LAKELAND, Fla. – Florida Polytechnic University Professor Dr. Christina Drake has received a $1.5 million grant from the Florida Department of Transportation (FDOT) to study new methods of predicting fog on Florida roadways, helping forecasters better alert travelers of dangerous weather conditions.
Florida Poly will work with PraxSoft, an information technology and engineering company based in Orlando, to refine, develop and deploy new monitoring software. In addition, Florida Poly will establish testing sites in Central and Southern Florida to improve the current weather model and help provide advanced warnings of road conditions that can cause traffic congestion.
“Transportation challenges are among the most pressing in Florida as our population grows and becomes more mobile. Advancing transportation technology – including systems for predicting and monitoring roadway conditions — will ultimately make travel safer, easier and more efficient for everyone,” said Florida Poly President Dr. Randy K. Avent. “This is exactly the type of applied research for near-term impact we aim to pursue at Florida Poly.”
Florida Poly and Praxsoft have already begun working on this project, and the team will make recommendations to FDOT for new technologies and testing methods over the coming months.
Alongside Dr. Drake on this project are Associate Professor of Nanotechnology and Multifunctional Materials Dr. Christopher Coughlin and Assistant Professor of Electrical Engineering Dr. Harish Chintakunta. The grant will employ undergraduate students as research associates, and establish new data collection, analysis and engineering methods.
“This project will have an impact throughout Florida and beyond as we research sensor systems for roadway safety conditions that affect a huge number people every year,” said Dr. Drake, Florida Poly Assistant Professor of Electrical, Mechanical & Industrial Engineering. “In addition, having Florida Poly students participate in real-world studies like this will not only enhance our current efforts, but also prepare them to be lifelong innovators and problem-solvers, ready to take on the challenges of tomorrow.”
“We are impressed with the wide pool of talent at Florida Poly,” said FDOT Project Manager Fred Heery, Sr., P.E. “Fog can be a major issue on Florida’s roadways, and we’ve seen several major accidents over the past decade related to intense fog conditions. The purpose of this study is to improve traffic management, but more importantly to help improve the safety of Florida travelers.”

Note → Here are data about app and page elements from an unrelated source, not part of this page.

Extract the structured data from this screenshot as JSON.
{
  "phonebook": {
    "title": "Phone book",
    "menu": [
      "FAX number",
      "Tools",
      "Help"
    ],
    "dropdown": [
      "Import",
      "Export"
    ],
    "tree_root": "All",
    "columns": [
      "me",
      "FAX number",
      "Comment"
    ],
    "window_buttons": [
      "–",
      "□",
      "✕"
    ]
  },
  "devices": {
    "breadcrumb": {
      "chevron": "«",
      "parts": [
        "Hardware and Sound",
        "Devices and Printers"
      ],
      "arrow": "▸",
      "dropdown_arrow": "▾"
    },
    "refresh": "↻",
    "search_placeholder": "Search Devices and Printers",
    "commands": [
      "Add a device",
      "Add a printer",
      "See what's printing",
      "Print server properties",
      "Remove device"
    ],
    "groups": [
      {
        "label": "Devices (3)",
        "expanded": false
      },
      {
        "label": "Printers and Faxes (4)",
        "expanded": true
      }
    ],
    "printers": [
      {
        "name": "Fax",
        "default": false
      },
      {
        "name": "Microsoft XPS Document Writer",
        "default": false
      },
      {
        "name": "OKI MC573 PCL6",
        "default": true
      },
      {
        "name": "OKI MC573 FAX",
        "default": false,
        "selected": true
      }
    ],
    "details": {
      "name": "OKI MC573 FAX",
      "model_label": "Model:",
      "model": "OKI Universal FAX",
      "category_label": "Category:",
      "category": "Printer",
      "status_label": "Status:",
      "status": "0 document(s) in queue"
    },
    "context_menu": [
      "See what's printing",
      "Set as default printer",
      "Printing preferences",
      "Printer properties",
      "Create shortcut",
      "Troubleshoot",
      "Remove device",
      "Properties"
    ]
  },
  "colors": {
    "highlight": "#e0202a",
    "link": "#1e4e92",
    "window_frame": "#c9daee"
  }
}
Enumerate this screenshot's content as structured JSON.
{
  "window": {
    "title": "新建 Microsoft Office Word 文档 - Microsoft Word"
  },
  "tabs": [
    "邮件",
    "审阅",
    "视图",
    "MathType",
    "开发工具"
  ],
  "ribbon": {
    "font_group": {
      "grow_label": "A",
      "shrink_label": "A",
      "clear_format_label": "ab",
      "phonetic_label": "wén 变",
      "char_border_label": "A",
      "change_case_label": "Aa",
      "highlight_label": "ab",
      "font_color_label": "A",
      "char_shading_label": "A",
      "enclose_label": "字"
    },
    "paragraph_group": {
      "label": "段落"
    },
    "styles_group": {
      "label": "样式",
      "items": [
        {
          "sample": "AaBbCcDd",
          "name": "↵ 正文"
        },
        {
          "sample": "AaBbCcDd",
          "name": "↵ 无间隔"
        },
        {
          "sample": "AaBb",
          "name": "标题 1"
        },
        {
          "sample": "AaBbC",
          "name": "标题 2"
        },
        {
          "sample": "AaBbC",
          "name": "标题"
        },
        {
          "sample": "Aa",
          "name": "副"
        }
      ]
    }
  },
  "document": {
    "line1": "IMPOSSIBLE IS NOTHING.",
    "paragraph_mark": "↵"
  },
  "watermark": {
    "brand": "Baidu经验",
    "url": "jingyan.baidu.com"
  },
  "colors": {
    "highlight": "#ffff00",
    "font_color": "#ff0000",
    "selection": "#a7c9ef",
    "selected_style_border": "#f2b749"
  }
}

This grant is representative of Florida Poly’s commitment to engaging students and faculty in real-world problems, said Florida Poly Provost Dr. Terry Parker.
“We believe strongly in applied research and embedding real-world problems into our curriculum. This grant will positively impact both the public’s safety and students’ understanding of how to harness science for the public good,” Parker said.